| TASK BRIEF |
Every line from the one containing "Transcribe this image's" to the last line of the listing below should be given again exactly.
THE INPUT Block Start
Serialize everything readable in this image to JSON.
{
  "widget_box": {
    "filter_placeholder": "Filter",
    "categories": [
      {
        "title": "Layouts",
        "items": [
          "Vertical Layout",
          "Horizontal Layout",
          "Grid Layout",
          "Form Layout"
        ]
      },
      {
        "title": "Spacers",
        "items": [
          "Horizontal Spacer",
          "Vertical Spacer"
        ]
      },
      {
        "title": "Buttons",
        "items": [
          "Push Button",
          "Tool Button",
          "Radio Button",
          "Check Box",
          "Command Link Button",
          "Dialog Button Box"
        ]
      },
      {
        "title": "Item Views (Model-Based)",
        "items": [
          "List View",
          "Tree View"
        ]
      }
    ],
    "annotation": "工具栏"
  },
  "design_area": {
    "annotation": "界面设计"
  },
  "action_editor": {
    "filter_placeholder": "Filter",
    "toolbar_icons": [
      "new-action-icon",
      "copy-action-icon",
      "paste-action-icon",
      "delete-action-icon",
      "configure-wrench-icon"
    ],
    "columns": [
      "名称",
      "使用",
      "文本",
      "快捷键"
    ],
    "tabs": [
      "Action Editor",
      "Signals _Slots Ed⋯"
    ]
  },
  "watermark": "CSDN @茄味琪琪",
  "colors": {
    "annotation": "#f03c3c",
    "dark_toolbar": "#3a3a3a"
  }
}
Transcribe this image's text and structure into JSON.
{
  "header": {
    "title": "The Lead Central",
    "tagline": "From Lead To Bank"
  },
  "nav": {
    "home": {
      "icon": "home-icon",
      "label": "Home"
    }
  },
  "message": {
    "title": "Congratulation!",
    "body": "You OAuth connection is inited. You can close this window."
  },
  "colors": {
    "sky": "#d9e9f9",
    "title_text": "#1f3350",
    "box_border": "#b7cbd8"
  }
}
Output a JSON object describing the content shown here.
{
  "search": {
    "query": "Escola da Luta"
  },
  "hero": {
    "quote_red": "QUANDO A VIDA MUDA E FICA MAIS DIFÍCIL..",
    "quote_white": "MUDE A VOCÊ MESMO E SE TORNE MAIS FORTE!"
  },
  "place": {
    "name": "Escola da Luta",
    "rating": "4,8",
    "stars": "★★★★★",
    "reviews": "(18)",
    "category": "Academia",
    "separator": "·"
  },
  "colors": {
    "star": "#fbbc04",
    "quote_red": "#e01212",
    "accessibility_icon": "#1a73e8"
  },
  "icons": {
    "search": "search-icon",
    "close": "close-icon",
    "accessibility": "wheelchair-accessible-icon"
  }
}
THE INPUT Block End
| RESPONSE |
Transcribe this image's text and structure into JSON.
{
  "header": {
    "title": "The Lead Central",
    "tagline": "From Lead To Bank"
  },
  "nav": {
    "home": {
      "icon": "home-icon",
      "label": "Home"
    }
  },
  "message": {
    "title": "Congratulation!",
    "body": "You OAuth connection is inited. You can close this window."
  },
  "colors": {
    "sky": "#d9e9f9",
    "title_text": "#1f3350",
    "box_border": "#b7cbd8"
  }
}
Output a JSON object describing the content shown here.
{
  "search": {
    "query": "Escola da Luta"
  },
  "hero": {
    "quote_red": "QUANDO A VIDA MUDA E FICA MAIS DIFÍCIL..",
    "quote_white": "MUDE A VOCÊ MESMO E SE TORNE MAIS FORTE!"
  },
  "place": {
    "name": "Escola da Luta",
    "rating": "4,8",
    "stars": "★★★★★",
    "reviews": "(18)",
    "category": "Academia",
    "separator": "·"
  },
  "colors": {
    "star": "#fbbc04",
    "quote_red": "#e01212",
    "accessibility_icon": "#1a73e8"
  },
  "icons": {
    "search": "search-icon",
    "close": "close-icon",
    "accessibility": "wheelchair-accessible-icon"
  }
}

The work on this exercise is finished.